Alice Audoin is a doctoral candidate in the Department of German and Romance Languages at Johns Hopkins University. Her dissertation focuses on French travelers in America in the twentieth century and on how their experience of American temporality influenced their French identity. Her article “Makine, écrivain francophone ou de langue française?” recently received the prize for the best essay of 2007 awarded by .

David A. Bell is Andrew W. Mellon Professor in the Humanities, and Dean of Faculty of the Krieger School of Arts and Sciences, at Johns Hopkins University.

Adriana Bontea teaches French and Comparative literature at the University of Sussex, in Great Britain. She has published articles on early modern literature and philosophy, including Pascal, La Bruyère, Corneille, Molière, and on Walter Benjamin’s literary criticism. Her forthcoming book on The Origins of French Classical Comedy is awaiting publication in 2007.

Alison Calhoun has recently finished her dissertation on Montaigne and the Lives of the philosophers at Johns Hopkins. She is currently a lecturer at Paris VII. [End Page 975]

Bernard Cerquiglini is a linguist and the rector of the Agence universitaire de la Francophonie. He has served as president of the Observatoire national de la Lecture and as Director of the Institut national de la langue française (CNRS). His many books include Une langue orpheline (Paris: Minuit, 2007), La Genèse de l’orthographe française (XIIe–XVIIe siècles) (Paris: Champion, 2004) and Les Langues de France (éd.), (Paris: PUF, 2003). He has been a member of Oulipo since 1995.

Danièle Cohn is a Professor at the Ecole des Hautes Études en Sciènces Sociales; she is also a Professeure associée at Paris-I and Paris-X. Her publications include Le Vrai et le juste, penser les arts à l’époque des Lumières (Paris: Hazan, 2005) and La Lyre d’Orphée, Goethe et l’esthétique (Paris: Flammarion (Essais), 1999). She was recently awarded the Chaire Marc Bloch as a Visiting Professor at Humboldt Universität.

Christian Delacampagne (1949–2007) was a professor in the Department of German and Romance Languages and Literatures at Johns Hopkins University from 2001 to 2006, teaching twentieth-century French literature and theory, as well as Francophone literature.
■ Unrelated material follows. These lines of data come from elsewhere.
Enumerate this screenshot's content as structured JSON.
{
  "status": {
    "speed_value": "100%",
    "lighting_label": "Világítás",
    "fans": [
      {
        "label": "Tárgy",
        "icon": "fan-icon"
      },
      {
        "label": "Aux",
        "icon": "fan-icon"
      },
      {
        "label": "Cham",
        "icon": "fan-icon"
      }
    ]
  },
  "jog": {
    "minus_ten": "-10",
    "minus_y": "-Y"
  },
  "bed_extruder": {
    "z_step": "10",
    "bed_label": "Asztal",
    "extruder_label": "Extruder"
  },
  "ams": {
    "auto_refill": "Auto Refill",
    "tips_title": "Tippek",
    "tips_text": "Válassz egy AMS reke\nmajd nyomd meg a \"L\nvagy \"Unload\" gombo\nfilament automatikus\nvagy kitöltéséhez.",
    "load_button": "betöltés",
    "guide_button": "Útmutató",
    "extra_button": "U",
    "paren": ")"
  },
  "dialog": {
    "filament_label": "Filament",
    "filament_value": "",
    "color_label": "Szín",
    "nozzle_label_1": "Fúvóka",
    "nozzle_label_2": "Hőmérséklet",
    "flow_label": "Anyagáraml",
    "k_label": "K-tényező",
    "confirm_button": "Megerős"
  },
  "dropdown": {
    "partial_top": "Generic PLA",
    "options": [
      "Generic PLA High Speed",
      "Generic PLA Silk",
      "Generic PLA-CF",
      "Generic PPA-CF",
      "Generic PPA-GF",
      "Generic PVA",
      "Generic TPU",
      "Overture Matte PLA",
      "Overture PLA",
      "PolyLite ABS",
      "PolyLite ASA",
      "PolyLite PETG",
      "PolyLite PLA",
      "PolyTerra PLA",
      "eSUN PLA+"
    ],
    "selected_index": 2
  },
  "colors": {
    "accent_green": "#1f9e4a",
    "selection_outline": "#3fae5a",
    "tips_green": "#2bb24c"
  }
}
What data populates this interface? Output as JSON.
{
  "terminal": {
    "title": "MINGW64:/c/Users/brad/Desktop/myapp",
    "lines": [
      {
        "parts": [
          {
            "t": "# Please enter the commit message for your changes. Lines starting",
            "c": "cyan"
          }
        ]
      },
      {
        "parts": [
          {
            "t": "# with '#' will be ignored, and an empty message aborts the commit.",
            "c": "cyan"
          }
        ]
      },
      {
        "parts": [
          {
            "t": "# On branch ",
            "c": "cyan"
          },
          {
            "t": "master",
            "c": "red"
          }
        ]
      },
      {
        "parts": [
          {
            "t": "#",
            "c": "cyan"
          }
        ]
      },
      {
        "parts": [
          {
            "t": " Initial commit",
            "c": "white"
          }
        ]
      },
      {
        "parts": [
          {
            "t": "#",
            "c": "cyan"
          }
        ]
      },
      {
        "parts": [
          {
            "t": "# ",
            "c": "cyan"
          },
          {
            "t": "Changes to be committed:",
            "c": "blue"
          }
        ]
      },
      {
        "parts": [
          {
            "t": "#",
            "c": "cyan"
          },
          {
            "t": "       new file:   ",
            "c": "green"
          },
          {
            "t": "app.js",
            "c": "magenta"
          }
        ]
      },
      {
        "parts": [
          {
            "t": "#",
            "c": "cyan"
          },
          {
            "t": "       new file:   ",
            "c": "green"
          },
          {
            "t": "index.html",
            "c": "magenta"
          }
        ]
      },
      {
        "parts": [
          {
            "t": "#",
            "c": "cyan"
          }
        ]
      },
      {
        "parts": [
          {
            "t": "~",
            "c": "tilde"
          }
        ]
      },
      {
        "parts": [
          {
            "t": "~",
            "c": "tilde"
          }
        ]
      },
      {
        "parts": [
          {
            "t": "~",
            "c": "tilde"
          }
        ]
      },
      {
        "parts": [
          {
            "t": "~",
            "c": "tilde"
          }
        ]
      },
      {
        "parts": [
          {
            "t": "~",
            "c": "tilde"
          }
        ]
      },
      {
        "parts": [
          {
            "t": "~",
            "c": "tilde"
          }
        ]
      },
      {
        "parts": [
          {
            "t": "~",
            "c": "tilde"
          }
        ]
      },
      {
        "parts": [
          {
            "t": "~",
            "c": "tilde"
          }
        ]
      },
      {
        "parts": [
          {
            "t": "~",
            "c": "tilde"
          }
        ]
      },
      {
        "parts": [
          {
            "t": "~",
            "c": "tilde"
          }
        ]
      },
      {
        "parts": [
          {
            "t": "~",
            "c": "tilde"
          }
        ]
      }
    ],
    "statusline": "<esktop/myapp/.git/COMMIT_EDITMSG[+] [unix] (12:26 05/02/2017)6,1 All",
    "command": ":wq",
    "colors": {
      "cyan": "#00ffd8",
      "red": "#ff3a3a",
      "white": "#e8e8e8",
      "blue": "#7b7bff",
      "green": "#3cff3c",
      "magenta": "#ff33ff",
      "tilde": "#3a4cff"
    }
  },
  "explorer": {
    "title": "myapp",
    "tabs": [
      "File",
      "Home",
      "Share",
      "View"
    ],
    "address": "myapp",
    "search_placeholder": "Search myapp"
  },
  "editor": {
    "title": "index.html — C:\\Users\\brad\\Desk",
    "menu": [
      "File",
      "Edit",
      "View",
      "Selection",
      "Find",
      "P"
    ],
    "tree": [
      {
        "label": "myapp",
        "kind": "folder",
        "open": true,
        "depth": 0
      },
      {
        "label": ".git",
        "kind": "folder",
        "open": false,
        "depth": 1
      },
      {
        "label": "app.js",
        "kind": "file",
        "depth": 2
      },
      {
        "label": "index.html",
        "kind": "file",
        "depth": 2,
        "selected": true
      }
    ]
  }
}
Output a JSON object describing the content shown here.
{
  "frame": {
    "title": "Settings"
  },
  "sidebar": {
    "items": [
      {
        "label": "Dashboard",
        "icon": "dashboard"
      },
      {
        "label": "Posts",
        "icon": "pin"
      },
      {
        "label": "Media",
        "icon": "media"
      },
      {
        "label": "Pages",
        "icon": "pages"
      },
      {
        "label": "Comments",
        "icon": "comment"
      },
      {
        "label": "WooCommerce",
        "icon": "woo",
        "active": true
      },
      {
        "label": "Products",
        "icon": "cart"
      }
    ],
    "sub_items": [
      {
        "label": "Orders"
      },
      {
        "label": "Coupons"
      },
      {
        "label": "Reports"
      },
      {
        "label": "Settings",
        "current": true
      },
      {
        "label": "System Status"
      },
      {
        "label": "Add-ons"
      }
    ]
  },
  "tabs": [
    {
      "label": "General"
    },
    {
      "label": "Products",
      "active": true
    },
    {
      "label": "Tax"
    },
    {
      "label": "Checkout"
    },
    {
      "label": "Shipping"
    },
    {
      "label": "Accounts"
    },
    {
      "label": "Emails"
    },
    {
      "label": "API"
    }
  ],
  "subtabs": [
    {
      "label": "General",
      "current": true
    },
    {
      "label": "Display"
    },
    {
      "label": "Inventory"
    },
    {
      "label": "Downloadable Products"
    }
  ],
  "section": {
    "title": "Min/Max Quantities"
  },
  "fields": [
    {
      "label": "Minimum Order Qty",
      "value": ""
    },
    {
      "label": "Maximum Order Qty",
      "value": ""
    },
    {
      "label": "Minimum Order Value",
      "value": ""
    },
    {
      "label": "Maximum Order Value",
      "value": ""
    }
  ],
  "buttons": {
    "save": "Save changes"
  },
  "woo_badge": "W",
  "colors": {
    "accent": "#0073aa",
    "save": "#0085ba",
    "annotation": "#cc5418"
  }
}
A philosopher and writer, he was the author of more than thirty books, including Une histoire du racisme (Paris: Poche, 2000) and Histoire de la philosophie au XXe siècle (Paris: Seuil, 1995); he had also served as the Director of the Centre culturel français in Barcelona, Madrid, Cairo, and Tel Aviv, and as cultural attaché in Boston. His most recent publications included Où est passé l’art ? (Paris: Panama, 2007), Toute la terre m’appartient. Fragments d’une vie errante (Paris: Arthaud, Esprit d’aventure, 2007), and Duende : Visages et Voix du flamenco, with the photographs of Ariane Delacampagne (Paris: L’Archange Minotaure, 2007).

Aimee Israel-Pelletier teaches French Literature at the University of Texas at Arlington. Her interests include Visual Culture and Graphic Imagination, Film Studies, and Francophone Jewish Studies. Her publications include works on Flaubert, Rimbaud, Ségur, Godard, Rohmer, and Rancière. She is currently preparing a book on Rimbaud...


Additional Information

Print ISSN
pp. 975-979
Launched on MUSE
Open Access
Back To Top

This website uses cookies to ensure you get the best experience on our website. Without cookies your experience may not be seamless.